 The motion judge accepted the respondent airlines’ arguments that Ontario was forum non conveniens and suggested that AFCs pursue individual actions within their own jurisdictions. However, she failed to ask whether any jurisdiction was clearly more appropriate than Ontario. This was in error.
 I would note that, in concluding Ontario was not the appropriate forum for the AFCs’ claims, the motion judge relied extensively on this court’s decision in Kaynes v. BP, PLC, 2014 ONCA 580 (CanLII), 122 O.R. (3d) 162. In Kaynes, Sharpe J.A. held that the United States and United Kingdom were more appropriate forums than Ontario for a class proceeding involving a claim in misrepresentation arising out of share purchases, the bulk of which were made on foreign exchanges.
 An examination of the facts in Kaynes reveals why Kaynes is distinguishable from the present case. First, the appellant in Kaynes was able to point to specific alternative fora that were more appropriate than Ontario, which the respondents here have failed to do. Second, litigation had commenced in the U.S. with respect to the exact same claims that the representative plaintiff sought to litigate in Ontario, whereas the claims put forth in the present class proceeding, dealing with shipments from or to Canada, are not the subject of any other existing proceedings. Indeed, the representative plaintiffs seek to exclude those claims relating to shipments between Canada and countries with ongoing proceedings arising from the same alleged conspiracy. Third, the majority (over 99%) of the proposed class in Kaynes lacked a link to Canada, as they had purchased shares outside of Canada. In contrast, to be part of the class in the present proceeding, an AFC must have purchased air freight services from or to Canada. Lastly, the substantive claims in Kaynes rested in part on U.S. securities law, unlike the claims in the present case, which rest solely on Canadian law.

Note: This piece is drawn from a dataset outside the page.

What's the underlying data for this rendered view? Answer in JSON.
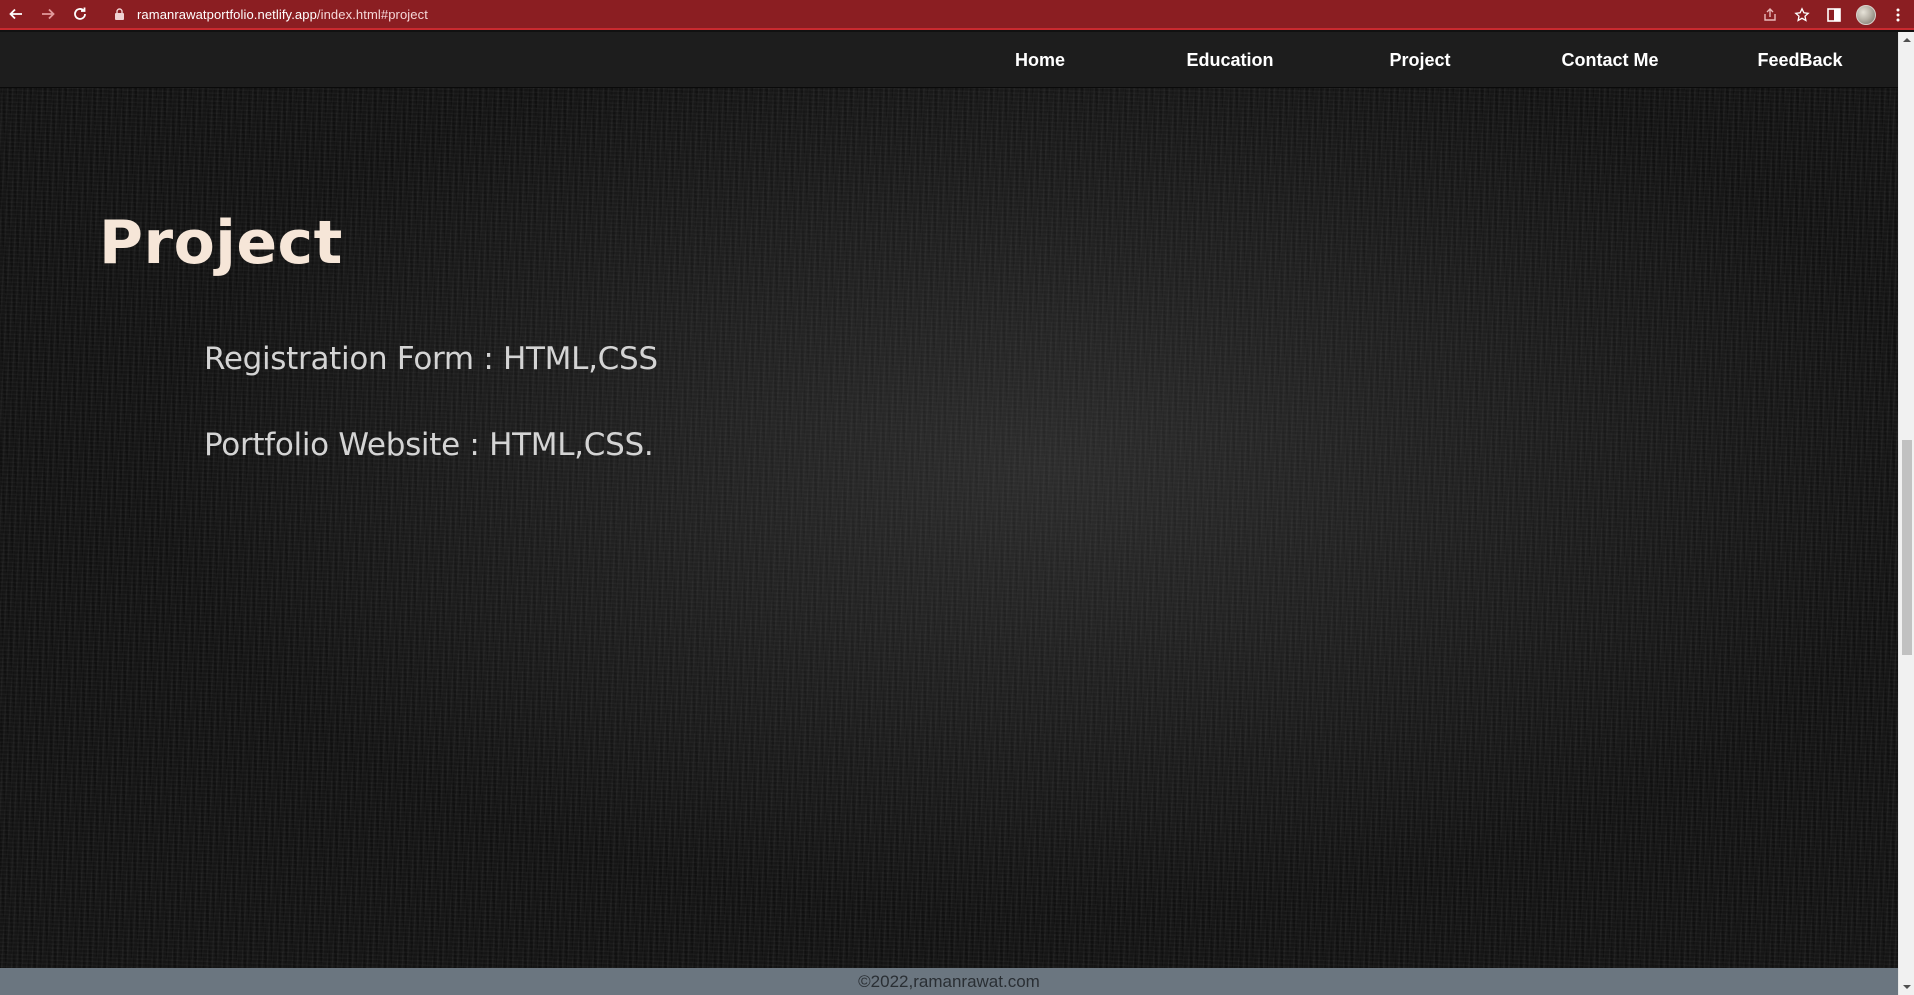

 I would also observe that in a subsequent decision of this court in Keynes v. BP, P.L.C., 2016 ONCA 601 (CanLII), 133 O.R. (3d) 29, the same panel decided that the stay that it had previously imposed on the Ontario action based on forum non conveniens was to be lifted. This was because it had become clear that the plaintiffs could not proceed with a claim in the proceedings in the United States as had previously been anticipated and the claim was now conceded to be governed by Ontario law. Another forum was not clearly more appropriate.
 In this case, there is no such forum. Furthermore, the evidence clearly demonstrates a robust connection between the parties and Ontario. All of the respondents carry on business in Ontario, as do at least two of the representative plaintiffs. To be part of the class, AFCs must have purchased air freight services from the respondents for shipments from or to Canada. Based on the respondents’ own evidence, the majority of these services were rendered for shipments from or to Ontario. Some of the events in furtherance of the conspiracy claim unfolded in part in Ontario. Litigation relating to these same claims has not been brought in another jurisdiction and if it is in the future the plaintiffs are excluded from the class. The evidence of the respondents disclosed a minimum of 11,000 customers in Ontario for shipping services that arguably were impacted by the conspiracy.